### What you are asked to do
Output every line below as it stands, dropping only the images.

........

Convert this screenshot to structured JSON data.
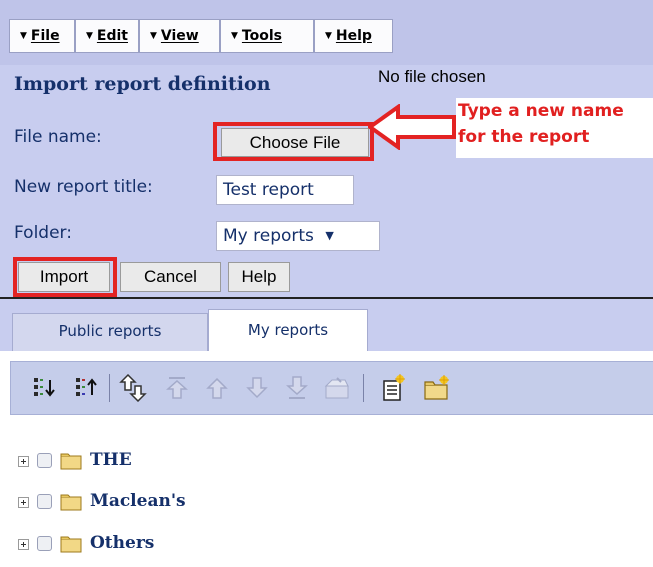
{
  "menu": {
    "items": [
      {
        "label": "File"
      },
      {
        "label": "Edit"
      },
      {
        "label": "View"
      },
      {
        "label": "Tools"
      },
      {
        "label": "Help"
      }
    ]
  },
  "import_dialog": {
    "title": "Import report definition",
    "file_name_label": "File name:",
    "choose_file_button": "Choose File",
    "no_file_text": "No file chosen",
    "new_title_label": "New report title:",
    "new_title_value": "Test report",
    "folder_label": "Folder:",
    "folder_value": "My reports",
    "import_button": "Import",
    "cancel_button": "Cancel",
    "help_button": "Help"
  },
  "annotation": {
    "line1": "Type a new name",
    "line2": "for the report",
    "color": "#e12020"
  },
  "tabs": [
    {
      "label": "Public reports",
      "active": false
    },
    {
      "label": "My reports",
      "active": true
    }
  ],
  "toolbar": {
    "icons": [
      "expand-all-icon",
      "collapse-all-icon",
      "move-icon",
      "move-top-icon",
      "move-up-icon",
      "move-down-icon",
      "move-bottom-icon",
      "paste-icon",
      "new-report-icon",
      "new-folder-icon"
    ]
  },
  "tree": {
    "folders": [
      {
        "label": "THE"
      },
      {
        "label": "Maclean's"
      },
      {
        "label": "Others"
      }
    ]
  },
  "colors": {
    "menu_background": "#bfc4e9",
    "panel_background": "#c8cdef",
    "text_navy": "#15306a",
    "highlight_red": "#e32323"
  }
}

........

### Response
Convert this screenshot to structured JSON data.
{
  "menu": {
    "items": [
      {
        "label": "File"
      },
      {
        "label": "Edit"
      },
      {
        "label": "View"
      },
      {
        "label": "Tools"
      },
      {
        "label": "Help"
      }
    ]
  },
  "import_dialog": {
    "title": "Import report definition",
    "file_name_label": "File name:",
    "choose_file_button": "Choose File",
    "no_file_text": "No file chosen",
    "new_title_label": "New report title:",
    "new_title_value": "Test report",
    "folder_label": "Folder:",
    "folder_value": "My reports",
    "import_button": "Import",
    "cancel_button": "Cancel",
    "help_button": "Help"
  },
  "annotation": {
    "line1": "Type a new name",
    "line2": "for the report",
    "color": "#e12020"
  },
  "tabs": [
    {
      "label": "Public reports",
      "active": false
    },
    {
      "label": "My reports",
      "active": true
    }
  ],
  "toolbar": {
    "icons": [
      "expand-all-icon",
      "collapse-all-icon",
      "move-icon",
      "move-top-icon",
      "move-up-icon",
      "move-down-icon",
      "move-bottom-icon",
      "paste-icon",
      "new-report-icon",
      "new-folder-icon"
    ]
  },
  "tree": {
    "folders": [
      {
        "label": "THE"
      },
      {
        "label": "Maclean's"
      },
      {
        "label": "Others"
      }
    ]
  },
  "colors": {
    "menu_background": "#bfc4e9",
    "panel_background": "#c8cdef",
    "text_navy": "#15306a",
    "highlight_red": "#e32323"
  }
}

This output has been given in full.